There are websites and law review articles devoted to the notion that lawyers should use fiction-writing techniques in their courtroom arguments and legal briefs. For example:

 “Of course it is all story telling–nothing more. It is the experience of the tribe around the fire, the primordial genes excited, listening–the old warrior, his voice alive, rising with the flames, now whispering away, hinting at the secret–the shivers racing up your back to the place where the scalp is made, and then the breathless climax, and the sadness and the tears with the dying of the embers, and the silence.

. . . [L] awyers must be storytellers. That is what the art of advocacy comes down to–the telling of the true story of one’s case.” [Gerry Spence, How to Make a Complex Case Come Alive for a Jury, 72 A.B.A. J. 62, 63, 64 (1986)]
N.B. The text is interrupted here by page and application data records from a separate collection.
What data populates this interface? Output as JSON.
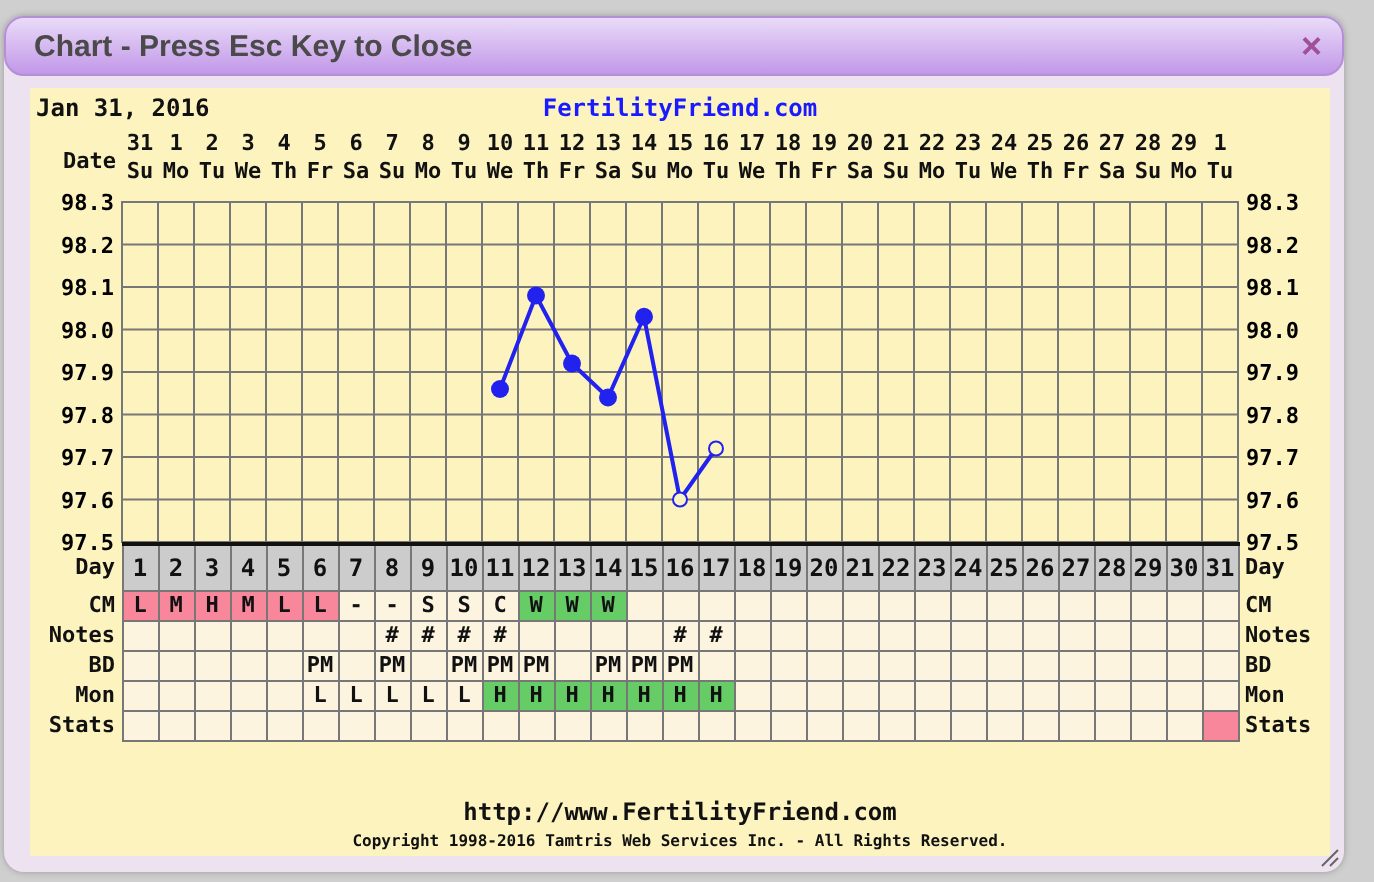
{
  "window": {
    "title": "Chart - Press Esc Key to Close",
    "close": "×"
  },
  "header": {
    "date": "Jan 31, 2016",
    "site_link": "FertilityFriend.com"
  },
  "dates": {
    "label": "Date",
    "columns": [
      {
        "day": "31",
        "weekday": "Su"
      },
      {
        "day": "1",
        "weekday": "Mo"
      },
      {
        "day": "2",
        "weekday": "Tu"
      },
      {
        "day": "3",
        "weekday": "We"
      },
      {
        "day": "4",
        "weekday": "Th"
      },
      {
        "day": "5",
        "weekday": "Fr"
      },
      {
        "day": "6",
        "weekday": "Sa"
      },
      {
        "day": "7",
        "weekday": "Su"
      },
      {
        "day": "8",
        "weekday": "Mo"
      },
      {
        "day": "9",
        "weekday": "Tu"
      },
      {
        "day": "10",
        "weekday": "We"
      },
      {
        "day": "11",
        "weekday": "Th"
      },
      {
        "day": "12",
        "weekday": "Fr"
      },
      {
        "day": "13",
        "weekday": "Sa"
      },
      {
        "day": "14",
        "weekday": "Su"
      },
      {
        "day": "15",
        "weekday": "Mo"
      },
      {
        "day": "16",
        "weekday": "Tu"
      },
      {
        "day": "17",
        "weekday": "We"
      },
      {
        "day": "18",
        "weekday": "Th"
      },
      {
        "day": "19",
        "weekday": "Fr"
      },
      {
        "day": "20",
        "weekday": "Sa"
      },
      {
        "day": "21",
        "weekday": "Su"
      },
      {
        "day": "22",
        "weekday": "Mo"
      },
      {
        "day": "23",
        "weekday": "Tu"
      },
      {
        "day": "24",
        "weekday": "We"
      },
      {
        "day": "25",
        "weekday": "Th"
      },
      {
        "day": "26",
        "weekday": "Fr"
      },
      {
        "day": "27",
        "weekday": "Sa"
      },
      {
        "day": "28",
        "weekday": "Su"
      },
      {
        "day": "29",
        "weekday": "Mo"
      },
      {
        "day": "1",
        "weekday": "Tu"
      }
    ]
  },
  "chart": {
    "chart_data": {
      "type": "line",
      "grid": true,
      "series": [
        {
          "color": "#2222ee",
          "marker": "circle",
          "values": [
            null,
            null,
            null,
            null,
            null,
            null,
            null,
            null,
            null,
            null,
            97.86,
            98.08,
            97.92,
            97.84,
            98.03,
            97.6,
            97.72,
            null,
            null,
            null,
            null,
            null,
            null,
            null,
            null,
            null,
            null,
            null,
            null,
            null,
            null
          ]
        }
      ],
      "ylim": [
        97.5,
        98.3
      ],
      "yticks": [
        {
          "value": 98.3,
          "label": "98.3"
        },
        {
          "value": 98.2,
          "label": "98.2"
        },
        {
          "value": 98.1,
          "label": "98.1"
        },
        {
          "value": 98.0,
          "label": "98.0"
        },
        {
          "value": 97.9,
          "label": "97.9"
        },
        {
          "value": 97.8,
          "label": "97.8"
        },
        {
          "value": 97.7,
          "label": "97.7"
        },
        {
          "value": 97.6,
          "label": "97.6"
        },
        {
          "value": 97.5,
          "label": "97.5"
        }
      ]
    },
    "points": [
      {
        "hollow": false
      },
      {
        "hollow": false
      },
      {
        "hollow": false
      },
      {
        "hollow": false
      },
      {
        "hollow": false
      },
      {
        "hollow": true
      },
      {
        "hollow": true
      }
    ],
    "right_ticks": [
      "98.3",
      "98.2",
      "98.1",
      "98.0",
      "97.9",
      "97.8",
      "97.7",
      "97.6",
      "97.5"
    ]
  },
  "table": {
    "rows": [
      {
        "label": "Day",
        "label_right": "Day",
        "kind": "header",
        "cells": [
          {
            "text": "1"
          },
          {
            "text": "2"
          },
          {
            "text": "3"
          },
          {
            "text": "4"
          },
          {
            "text": "5"
          },
          {
            "text": "6"
          },
          {
            "text": "7"
          },
          {
            "text": "8"
          },
          {
            "text": "9"
          },
          {
            "text": "10"
          },
          {
            "text": "11"
          },
          {
            "text": "12"
          },
          {
            "text": "13"
          },
          {
            "text": "14"
          },
          {
            "text": "15"
          },
          {
            "text": "16"
          },
          {
            "text": "17"
          },
          {
            "text": "18"
          },
          {
            "text": "19"
          },
          {
            "text": "20"
          },
          {
            "text": "21"
          },
          {
            "text": "22"
          },
          {
            "text": "23"
          },
          {
            "text": "24"
          },
          {
            "text": "25"
          },
          {
            "text": "26"
          },
          {
            "text": "27"
          },
          {
            "text": "28"
          },
          {
            "text": "29"
          },
          {
            "text": "30"
          },
          {
            "text": "31"
          }
        ]
      },
      {
        "label": "CM",
        "label_right": "CM",
        "kind": "data",
        "cells": [
          {
            "text": "L",
            "color": "#f8879c"
          },
          {
            "text": "M",
            "color": "#f8879c"
          },
          {
            "text": "H",
            "color": "#f8879c"
          },
          {
            "text": "M",
            "color": "#f8879c"
          },
          {
            "text": "L",
            "color": "#f8879c"
          },
          {
            "text": "L",
            "color": "#f8879c"
          },
          {
            "text": "-"
          },
          {
            "text": "-"
          },
          {
            "text": "S"
          },
          {
            "text": "S"
          },
          {
            "text": "C"
          },
          {
            "text": "W",
            "color": "#66cc66"
          },
          {
            "text": "W",
            "color": "#66cc66"
          },
          {
            "text": "W",
            "color": "#66cc66"
          },
          null,
          null,
          null,
          null,
          null,
          null,
          null,
          null,
          null,
          null,
          null,
          null,
          null,
          null,
          null,
          null,
          null
        ]
      },
      {
        "label": "Notes",
        "label_right": "Notes",
        "kind": "data",
        "cells": [
          null,
          null,
          null,
          null,
          null,
          null,
          null,
          {
            "text": "#"
          },
          {
            "text": "#"
          },
          {
            "text": "#"
          },
          {
            "text": "#"
          },
          null,
          null,
          null,
          null,
          {
            "text": "#"
          },
          {
            "text": "#"
          },
          null,
          null,
          null,
          null,
          null,
          null,
          null,
          null,
          null,
          null,
          null,
          null,
          null,
          null
        ]
      },
      {
        "label": "BD",
        "label_right": "BD",
        "kind": "data",
        "cells": [
          null,
          null,
          null,
          null,
          null,
          {
            "text": "PM"
          },
          null,
          {
            "text": "PM"
          },
          null,
          {
            "text": "PM"
          },
          {
            "text": "PM"
          },
          {
            "text": "PM"
          },
          null,
          {
            "text": "PM"
          },
          {
            "text": "PM"
          },
          {
            "text": "PM"
          },
          null,
          null,
          null,
          null,
          null,
          null,
          null,
          null,
          null,
          null,
          null,
          null,
          null,
          null,
          null
        ]
      },
      {
        "label": "Mon",
        "label_right": "Mon",
        "kind": "data",
        "cells": [
          null,
          null,
          null,
          null,
          null,
          {
            "text": "L"
          },
          {
            "text": "L"
          },
          {
            "text": "L"
          },
          {
            "text": "L"
          },
          {
            "text": "L"
          },
          {
            "text": "H",
            "color": "#66cc66"
          },
          {
            "text": "H",
            "color": "#66cc66"
          },
          {
            "text": "H",
            "color": "#66cc66"
          },
          {
            "text": "H",
            "color": "#66cc66"
          },
          {
            "text": "H",
            "color": "#66cc66"
          },
          {
            "text": "H",
            "color": "#66cc66"
          },
          {
            "text": "H",
            "color": "#66cc66"
          },
          null,
          null,
          null,
          null,
          null,
          null,
          null,
          null,
          null,
          null,
          null,
          null,
          null,
          null
        ]
      },
      {
        "label": "Stats",
        "label_right": "Stats",
        "kind": "data",
        "cells": [
          null,
          null,
          null,
          null,
          null,
          null,
          null,
          null,
          null,
          null,
          null,
          null,
          null,
          null,
          null,
          null,
          null,
          null,
          null,
          null,
          null,
          null,
          null,
          null,
          null,
          null,
          null,
          null,
          null,
          null,
          {
            "color": "#f8879c"
          }
        ]
      }
    ]
  },
  "footer": {
    "url": "http://www.FertilityFriend.com",
    "copyright": "Copyright 1998-2016 Tamtris Web Services Inc. - All Rights Reserved."
  }
}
“In every jury trial the attorneys construct rival stories from testimony and evidence whose meaning is unclear. A trial is a competition over the framing of this ambiguous material: how should the jury interpret the testimony and evidence? And it is also a competition over the authority of the lawyers: whose account of the meaning of this material deserves to be believed.” [Sam Schrager, The Trial Lawyer’s Art 11 (Philadelphia: Temple University Press, 1999)]

Not only did my training teach me storytelling, but my legal practice did also. I wrote hundreds of position statements in claims I defended. I drafted affidavits crafting each witness’s role into his or her story. Some were boring recitations of policy. Some were roll-your-eyes tales of stupid human behavior. Some were valiant attempts to improve an employee’s performance. All fed into the story I wanted the ruling body to believe, just as each character’s role in a movie contributes to the whole.
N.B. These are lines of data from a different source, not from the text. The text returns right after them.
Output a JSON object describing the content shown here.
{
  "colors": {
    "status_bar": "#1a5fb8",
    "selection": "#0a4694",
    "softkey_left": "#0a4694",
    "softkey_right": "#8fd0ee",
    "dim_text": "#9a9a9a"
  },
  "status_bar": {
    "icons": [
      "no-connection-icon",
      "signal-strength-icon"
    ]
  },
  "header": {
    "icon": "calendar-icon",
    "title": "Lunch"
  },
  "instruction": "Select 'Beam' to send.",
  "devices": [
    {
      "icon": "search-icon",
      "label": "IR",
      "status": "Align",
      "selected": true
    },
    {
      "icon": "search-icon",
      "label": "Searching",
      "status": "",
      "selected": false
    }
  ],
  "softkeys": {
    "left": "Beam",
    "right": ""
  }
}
But as an attorney, I had to take the facts as given. I could leave some facts out, but I couldn’t create the stories out of whole cloth. And I had to remember that leaving facts out was risky—the attorney for the other side might well disclose the information at an inopportune moment. It was usually better to control the presentation of the evidence, whenever possible.

what ifNow, as a writer both of fiction and of creative nonfiction, I can include only what I want to. When writing fiction I can make stuff up. I am constrained only by my imagination and by the parameters of the make-believe world I am building. It might be a very realistic world. It might be historically accurate. It might be total fantasy.

Even when writing non-fiction, creative writers have much more leeway than attorneys do. In fact, writers of memoir are often advised to shape their life story to fit their theme. Leave out parts. Combine characters.

As one editor states in telling writers to develop a story arc in their memoirs:

“. . . You may think because your book is based on your real life experiences (memoir), historical events, scientific experimentation, or natural observations that you don’t need a story to write a book. Think again.

. . .

To write non-fiction and memoir is to inscribe, shape and mold facts into a coherent tale. . . .

Writers need to find their story first and then figure out how best to tell it. . . .”

Story is everything, whether we seek to persuade a judge or jury to decide in our favor, or whether we seek to create a satisfying world for our readers. But I do enjoy the freedom to make up the facts.

When have you used a story to persuade in your career?